  • Margo L. Dill

    I am currently sending my work out there, and I need to shake it off. I start to doubt my work after the first rejection even after having several publications and contracts under my belt. I have to constantly self-talk. :) Thanks for the reminders, Julie!

  • Julie Luek

    Thanks Brit-- it's surely advice I need and take to heart at any rate! Self-talk at the softball fields. :)

  • Brit Columbia

    Thank you, Julie. This is solid advice.

  • Julie Luek

    Hi Jenny-- Well I'll be looking forward to your post about rounders! That's new to me :). 

  • Julie Luek

    Hi Marcia-- Marcia and flattered and look forward to stopping by your post (I love meeting new writers and reading their blogs. I love to write, of course, and am always looking for inspiration, even at softball fields.

  • Marcia Richards

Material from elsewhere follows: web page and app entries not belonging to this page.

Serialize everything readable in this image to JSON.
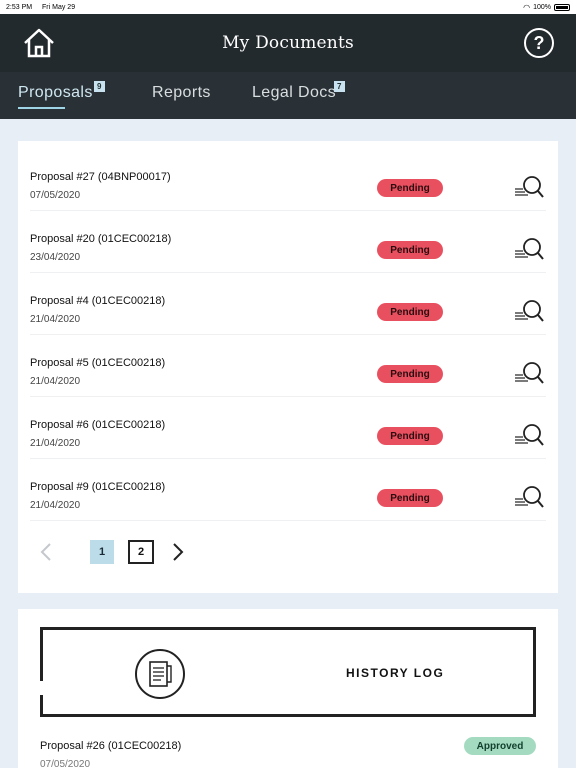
{
  "status_bar": {
    "time": "2:53 PM",
    "date": "Fri May 29",
    "battery": "100%"
  },
  "header": {
    "title": "My Documents"
  },
  "tabs": [
    {
      "label": "Proposals",
      "badge": "9",
      "active": true
    },
    {
      "label": "Reports",
      "badge": "",
      "active": false
    },
    {
      "label": "Legal Docs",
      "badge": "7",
      "active": false
    }
  ],
  "proposals": [
    {
      "title": "Proposal #27 (04BNP00017)",
      "date": "07/05/2020",
      "status": "Pending"
    },
    {
      "title": "Proposal #20 (01CEC00218)",
      "date": "23/04/2020",
      "status": "Pending"
    },
    {
      "title": "Proposal #4 (01CEC00218)",
      "date": "21/04/2020",
      "status": "Pending"
    },
    {
      "title": "Proposal #5 (01CEC00218)",
      "date": "21/04/2020",
      "status": "Pending"
    },
    {
      "title": "Proposal #6 (01CEC00218)",
      "date": "21/04/2020",
      "status": "Pending"
    },
    {
      "title": "Proposal #9 (01CEC00218)",
      "date": "21/04/2020",
      "status": "Pending"
    }
  ],
  "pagination": {
    "pages": [
      "1",
      "2"
    ],
    "current": "1"
  },
  "history": {
    "label": "HISTORY LOG",
    "items": [
      {
        "title": "Proposal #26 (01CEC00218)",
        "date": "07/05/2020",
        "status": "Approved"
      }
    ]
  },
  "colors": {
    "pending": "#e9505f",
    "approved": "#a4dbc0",
    "header": "#232a2e",
    "accent": "#bcdcea"
  }
}
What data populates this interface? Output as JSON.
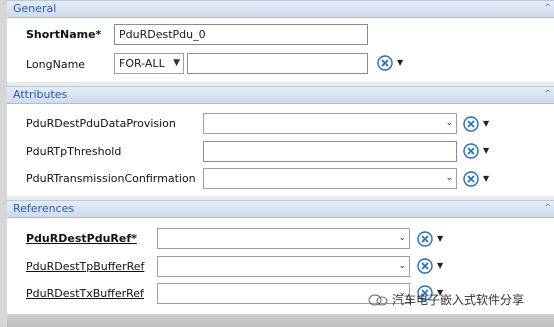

    Excellent analogy. Thanks for sharing this. I'm going to post an excerpt of your post a link back to it for my writing post on Oct 10th. I know my readers will be inspired. If you'd like to stop by to say hello to my commenters, you can find me at marciaarichards.com/blog

  • Julie Luek

    Hi Suzi, when watching softball, which I'm only "into" because my sweet, athletic daughter plays, I have many rabbit trails of thoughts. This was one of them. Suddenly I was engaged with the game and listening to the coach thinking, "I can use that advice with my writing!"

  • suzi banks baum

    Thank you Julie. I really love how you continue to digest how motherhood impacts and influences your creative life. xoxox Suzi

  • Julie Luek

    Hi Kamy, This is what happens to my thinking when I sit through game after game after.. well you get the idea. ;)

  • Kamy Wicoff Brainstorming

    What an awesome post! I really love this.  Thanks, Julie.